Training Your Puppy, How To Train Your Puppy

In just one (1) lesson, you could see a noticeable difference in your puppy’s behavior.

Did you know that a puppy’s brain grows the more he is stimulated? For this reason alone Training Your Puppy is important. Puppy Classes Is much more than teaching your young Puppy Sit, Down, Stay, Come,  or Leave it molds them into the adult dog you will someday end with!

In just one (1) lesson, you could see a noticeable difference in your puppy’s behavior.  I will help you train your puppy, but more importantly train you how to communicate with them. In Fact, most new puppy owners need to be told what is acceptable and what is not acceptable with their new puppy.  Training can be very easy when it is clearly defined!

You can enroll my training programs as early as eight (8) weeks old and as late as four (4) months old. If your puppy is five (5) months or older, dog training program/lessons may be right for you.

What’s the difference between puppy Class and dog Classes? Well, there are few things. For starters, the methods employed for puppies are different than the ones used for an adult dog. When you begin to work with a puppy there are No corrections used. It is very important to help the puppy build confidence, so training a must be introduced as a game, lots of fun for the puppy and you!

Also, their a few things outside of what most new owners deem as training that need to be addressed at this young age, much more important than training “SIT” or “DOWN” command. These things consist of introducing the puppy to new things such as the following but are not limited to:

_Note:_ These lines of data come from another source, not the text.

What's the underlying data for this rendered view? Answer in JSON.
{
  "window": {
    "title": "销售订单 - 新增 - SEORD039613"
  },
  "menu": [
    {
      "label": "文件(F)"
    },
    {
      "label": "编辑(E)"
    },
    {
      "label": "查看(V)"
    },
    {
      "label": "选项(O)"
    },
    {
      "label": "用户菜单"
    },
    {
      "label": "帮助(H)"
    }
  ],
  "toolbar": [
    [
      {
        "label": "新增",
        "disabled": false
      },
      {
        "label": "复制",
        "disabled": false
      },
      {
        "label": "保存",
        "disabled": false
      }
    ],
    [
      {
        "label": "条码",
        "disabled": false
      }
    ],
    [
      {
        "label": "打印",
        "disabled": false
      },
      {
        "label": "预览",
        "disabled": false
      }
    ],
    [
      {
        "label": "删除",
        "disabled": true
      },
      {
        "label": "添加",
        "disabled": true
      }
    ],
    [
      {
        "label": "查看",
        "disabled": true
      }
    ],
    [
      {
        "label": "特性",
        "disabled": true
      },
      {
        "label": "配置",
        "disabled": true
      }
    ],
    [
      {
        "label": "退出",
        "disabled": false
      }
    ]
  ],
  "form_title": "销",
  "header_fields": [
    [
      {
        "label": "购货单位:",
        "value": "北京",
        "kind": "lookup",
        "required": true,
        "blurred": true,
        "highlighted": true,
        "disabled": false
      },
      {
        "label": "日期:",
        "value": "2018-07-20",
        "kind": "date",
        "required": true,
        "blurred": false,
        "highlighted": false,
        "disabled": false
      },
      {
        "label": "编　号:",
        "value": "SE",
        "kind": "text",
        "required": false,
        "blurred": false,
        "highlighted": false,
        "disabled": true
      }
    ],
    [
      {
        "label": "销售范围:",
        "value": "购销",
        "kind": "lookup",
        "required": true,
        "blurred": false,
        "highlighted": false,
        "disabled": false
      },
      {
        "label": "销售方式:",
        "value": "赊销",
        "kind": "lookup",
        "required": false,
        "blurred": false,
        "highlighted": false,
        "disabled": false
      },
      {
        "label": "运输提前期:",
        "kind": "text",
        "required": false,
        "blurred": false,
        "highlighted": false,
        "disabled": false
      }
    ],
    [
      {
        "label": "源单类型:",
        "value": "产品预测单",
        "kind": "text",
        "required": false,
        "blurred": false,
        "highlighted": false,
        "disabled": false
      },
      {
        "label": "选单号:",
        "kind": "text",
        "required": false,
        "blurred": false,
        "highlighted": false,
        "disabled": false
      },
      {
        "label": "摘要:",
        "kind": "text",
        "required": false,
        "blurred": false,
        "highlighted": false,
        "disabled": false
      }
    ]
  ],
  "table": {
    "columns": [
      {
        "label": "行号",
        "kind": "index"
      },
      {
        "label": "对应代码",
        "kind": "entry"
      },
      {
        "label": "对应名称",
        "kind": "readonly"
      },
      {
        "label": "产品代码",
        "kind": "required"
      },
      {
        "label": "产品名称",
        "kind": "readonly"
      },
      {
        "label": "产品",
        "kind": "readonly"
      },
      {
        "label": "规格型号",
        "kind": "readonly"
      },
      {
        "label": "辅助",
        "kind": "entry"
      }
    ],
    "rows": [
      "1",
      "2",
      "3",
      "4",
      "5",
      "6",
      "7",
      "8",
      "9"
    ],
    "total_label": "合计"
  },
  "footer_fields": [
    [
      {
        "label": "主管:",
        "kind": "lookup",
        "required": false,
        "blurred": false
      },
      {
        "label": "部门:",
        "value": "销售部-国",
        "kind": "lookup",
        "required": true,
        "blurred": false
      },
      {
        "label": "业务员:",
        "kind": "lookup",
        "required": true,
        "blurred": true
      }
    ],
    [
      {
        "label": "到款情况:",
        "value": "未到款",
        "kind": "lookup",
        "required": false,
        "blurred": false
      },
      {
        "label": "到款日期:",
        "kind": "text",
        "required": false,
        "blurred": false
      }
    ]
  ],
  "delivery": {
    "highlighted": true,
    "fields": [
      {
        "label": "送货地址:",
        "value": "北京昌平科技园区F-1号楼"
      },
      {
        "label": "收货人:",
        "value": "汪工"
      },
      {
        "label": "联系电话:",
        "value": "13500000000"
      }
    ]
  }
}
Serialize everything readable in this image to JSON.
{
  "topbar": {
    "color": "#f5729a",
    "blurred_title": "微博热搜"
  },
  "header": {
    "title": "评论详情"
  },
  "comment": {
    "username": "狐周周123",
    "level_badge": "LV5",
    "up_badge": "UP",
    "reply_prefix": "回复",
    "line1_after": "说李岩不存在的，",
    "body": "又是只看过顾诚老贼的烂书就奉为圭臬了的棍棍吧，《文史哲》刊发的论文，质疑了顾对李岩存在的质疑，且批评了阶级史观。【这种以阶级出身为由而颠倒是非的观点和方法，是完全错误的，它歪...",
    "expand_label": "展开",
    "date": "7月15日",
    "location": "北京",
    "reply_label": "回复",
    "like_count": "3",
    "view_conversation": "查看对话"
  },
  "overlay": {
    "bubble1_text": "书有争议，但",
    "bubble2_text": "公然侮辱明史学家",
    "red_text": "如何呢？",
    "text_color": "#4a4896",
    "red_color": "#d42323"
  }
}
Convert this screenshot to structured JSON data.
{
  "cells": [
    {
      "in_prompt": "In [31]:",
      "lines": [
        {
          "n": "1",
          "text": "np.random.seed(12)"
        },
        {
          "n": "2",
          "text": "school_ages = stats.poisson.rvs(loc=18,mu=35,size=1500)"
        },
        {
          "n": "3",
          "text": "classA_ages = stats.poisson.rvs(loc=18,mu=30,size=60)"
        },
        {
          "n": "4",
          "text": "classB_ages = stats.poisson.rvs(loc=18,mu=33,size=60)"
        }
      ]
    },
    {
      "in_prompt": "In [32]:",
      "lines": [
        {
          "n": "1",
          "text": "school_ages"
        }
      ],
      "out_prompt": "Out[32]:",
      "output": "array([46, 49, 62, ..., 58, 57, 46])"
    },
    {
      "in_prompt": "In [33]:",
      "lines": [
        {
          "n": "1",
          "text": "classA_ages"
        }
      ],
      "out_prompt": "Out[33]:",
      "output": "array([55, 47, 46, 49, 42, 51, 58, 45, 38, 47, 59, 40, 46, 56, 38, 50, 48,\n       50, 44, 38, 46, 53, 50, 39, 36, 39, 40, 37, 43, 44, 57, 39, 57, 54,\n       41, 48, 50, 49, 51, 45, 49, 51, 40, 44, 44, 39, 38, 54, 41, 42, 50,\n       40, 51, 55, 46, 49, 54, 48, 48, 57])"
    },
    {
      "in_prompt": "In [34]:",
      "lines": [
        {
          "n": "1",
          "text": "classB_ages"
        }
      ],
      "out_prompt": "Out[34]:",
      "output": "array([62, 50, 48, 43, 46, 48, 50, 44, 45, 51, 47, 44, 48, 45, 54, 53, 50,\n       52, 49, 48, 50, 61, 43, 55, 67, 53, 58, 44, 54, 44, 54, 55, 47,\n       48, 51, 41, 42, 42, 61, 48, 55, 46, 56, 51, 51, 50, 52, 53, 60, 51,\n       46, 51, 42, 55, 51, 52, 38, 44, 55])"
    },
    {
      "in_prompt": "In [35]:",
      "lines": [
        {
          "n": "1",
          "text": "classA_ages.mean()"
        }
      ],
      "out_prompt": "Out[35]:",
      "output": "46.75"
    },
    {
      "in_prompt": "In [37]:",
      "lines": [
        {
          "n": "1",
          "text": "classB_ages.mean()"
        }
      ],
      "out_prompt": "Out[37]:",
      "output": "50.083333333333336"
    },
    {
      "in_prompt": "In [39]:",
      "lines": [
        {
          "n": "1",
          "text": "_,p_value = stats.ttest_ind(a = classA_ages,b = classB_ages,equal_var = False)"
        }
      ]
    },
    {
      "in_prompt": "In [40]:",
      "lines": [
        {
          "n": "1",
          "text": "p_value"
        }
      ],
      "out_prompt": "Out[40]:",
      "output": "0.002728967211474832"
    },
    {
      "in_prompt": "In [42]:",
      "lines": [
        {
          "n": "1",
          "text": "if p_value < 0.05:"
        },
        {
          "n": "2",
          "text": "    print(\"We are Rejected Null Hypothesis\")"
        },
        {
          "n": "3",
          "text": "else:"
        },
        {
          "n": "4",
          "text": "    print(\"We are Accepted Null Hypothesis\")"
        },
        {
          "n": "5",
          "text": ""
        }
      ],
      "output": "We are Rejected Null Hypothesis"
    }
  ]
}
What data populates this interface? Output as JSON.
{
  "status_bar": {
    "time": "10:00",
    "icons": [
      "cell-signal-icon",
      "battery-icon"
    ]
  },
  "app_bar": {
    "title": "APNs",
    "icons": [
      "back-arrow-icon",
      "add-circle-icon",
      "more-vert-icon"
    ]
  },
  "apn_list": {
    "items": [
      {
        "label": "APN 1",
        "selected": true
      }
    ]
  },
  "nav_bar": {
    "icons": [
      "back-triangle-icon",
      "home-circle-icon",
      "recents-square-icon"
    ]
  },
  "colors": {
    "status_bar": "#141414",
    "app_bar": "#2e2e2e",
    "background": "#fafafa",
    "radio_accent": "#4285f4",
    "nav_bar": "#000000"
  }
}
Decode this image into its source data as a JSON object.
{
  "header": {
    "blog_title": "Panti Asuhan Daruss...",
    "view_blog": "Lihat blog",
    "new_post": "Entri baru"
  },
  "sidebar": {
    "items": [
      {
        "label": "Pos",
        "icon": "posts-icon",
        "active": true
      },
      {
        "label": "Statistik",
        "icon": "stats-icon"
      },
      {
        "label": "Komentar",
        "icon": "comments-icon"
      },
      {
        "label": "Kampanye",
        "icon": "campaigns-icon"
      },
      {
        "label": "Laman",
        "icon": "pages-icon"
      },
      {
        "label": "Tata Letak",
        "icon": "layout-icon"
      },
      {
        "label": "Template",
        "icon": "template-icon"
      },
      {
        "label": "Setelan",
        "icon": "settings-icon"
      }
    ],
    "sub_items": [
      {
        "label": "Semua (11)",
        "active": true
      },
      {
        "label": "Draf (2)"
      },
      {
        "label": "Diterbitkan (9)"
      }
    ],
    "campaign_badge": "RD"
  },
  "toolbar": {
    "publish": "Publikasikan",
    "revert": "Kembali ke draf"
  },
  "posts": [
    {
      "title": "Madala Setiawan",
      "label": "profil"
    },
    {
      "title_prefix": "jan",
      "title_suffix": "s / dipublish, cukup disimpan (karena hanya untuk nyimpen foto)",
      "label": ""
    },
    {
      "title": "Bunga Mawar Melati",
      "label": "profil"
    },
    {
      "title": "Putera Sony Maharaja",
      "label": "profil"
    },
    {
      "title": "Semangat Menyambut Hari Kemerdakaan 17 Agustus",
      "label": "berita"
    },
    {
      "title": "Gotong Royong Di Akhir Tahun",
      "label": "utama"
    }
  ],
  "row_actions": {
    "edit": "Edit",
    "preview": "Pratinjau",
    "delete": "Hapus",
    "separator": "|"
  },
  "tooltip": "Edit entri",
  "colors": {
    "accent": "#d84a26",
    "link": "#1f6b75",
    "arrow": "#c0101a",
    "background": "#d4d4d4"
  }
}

Different people (male, female, and children);
Different wardrobes, such as hats, gloves, jackets,etc….
Different types of people: shaven, cultures, big, small, forward, more reserve,etc….
Different types of terrain: concrete, dirt, grass, gravel, mud, sand,etc….
Different types of weather: rain, snow, sun, cold,etc….
Different types of dogs, puppies, and other domesticated animals
Different types of Sounds: cars, buses, trucks, loud surprises, etc…
Different types of environments: houses, outside areas…

Some of these things sound trivial, but do not be fooled, at this stage you have the benefit of imprinting your puppy; this window is not opened forever, so it is best to begin IMMEDIATELY after acquiring your new family member, IMMEDIATELY.

While training your puppy to get used to these environments there are a few simple rules that you MUST employ in order to yield positive results. Some of these rules are going to seem counter-intuitive, especially for parents of children. However, training and parenting, although they do share some similarities, they also have many differences. Here are some hard and fast rules when introducing your puppy to new things:

Do NOT coddle (holding them or making statements such as” It’s OKAY, there is nothing to worry about, you will be fine.”) them if they show some concern or fear, doing this can and usually will delay training them to get used new things. Validation occurs when you do this is, you are validating their mood and feelings. Your puppy is thinking, OK, I am scared, and now my mom or dad is holding me and saying that everything will be fine – there, must be something wrong, why else would mom or dad hold me and tell me that everything is going to be OK? This kind of behavior often leads to dog separation anxiety.

Long Puppy Training Addresses Separation Anxiety

A good method to prevent or at least reduce the chances of your puppy acquiring the sad and frustrating behavior of dog separation anxiety is to NOT baby your puppy and give them SPACE, they need to absorb different environmental ailments own their own, this help to build confidence.

Instead, new puppy owners, tend to not only baby their puppy but spend every second of the day and NIGHT with them. You’re probably wondering why NOT spending so much time with your puppy is a good thing and not a bad thing. Since so many people treat their puppy like a child, using this analogy (something we try to stay away from) is probably best. If a child is sheltered his entire life and then thrown out into the big city to defend for themselves it can be a very troublesome experience. On the other hand, giving your son or daughter the right amount of space helps to build their confidence and encourages them to make decisions on their own. This is one of the rare philosophies that work for both the puppy and human child.

Another exhibited behavior that is often handled improperly is a puppy barking at another dog or puppy; many times the puppy owner will begin to pet his or her puppy and say it is OK, it’s OK. What is wrong with this? Two things:

1. It is NOT OK for your puppy to bark incessantly at other puppies, dogs or people for that matter – so do not tell him that it is OK.

2. Petting is viewed as a reward for most puppies, sometimes it is the primary reward, so when your puppy barks and you immediately pet him to comfort him, you are rewarding him, thereby encouraging this behavior. NO good.

Unlike children, even though our first instinct is to coddle and support them, we need to go against our maternal, paternal, or human instinct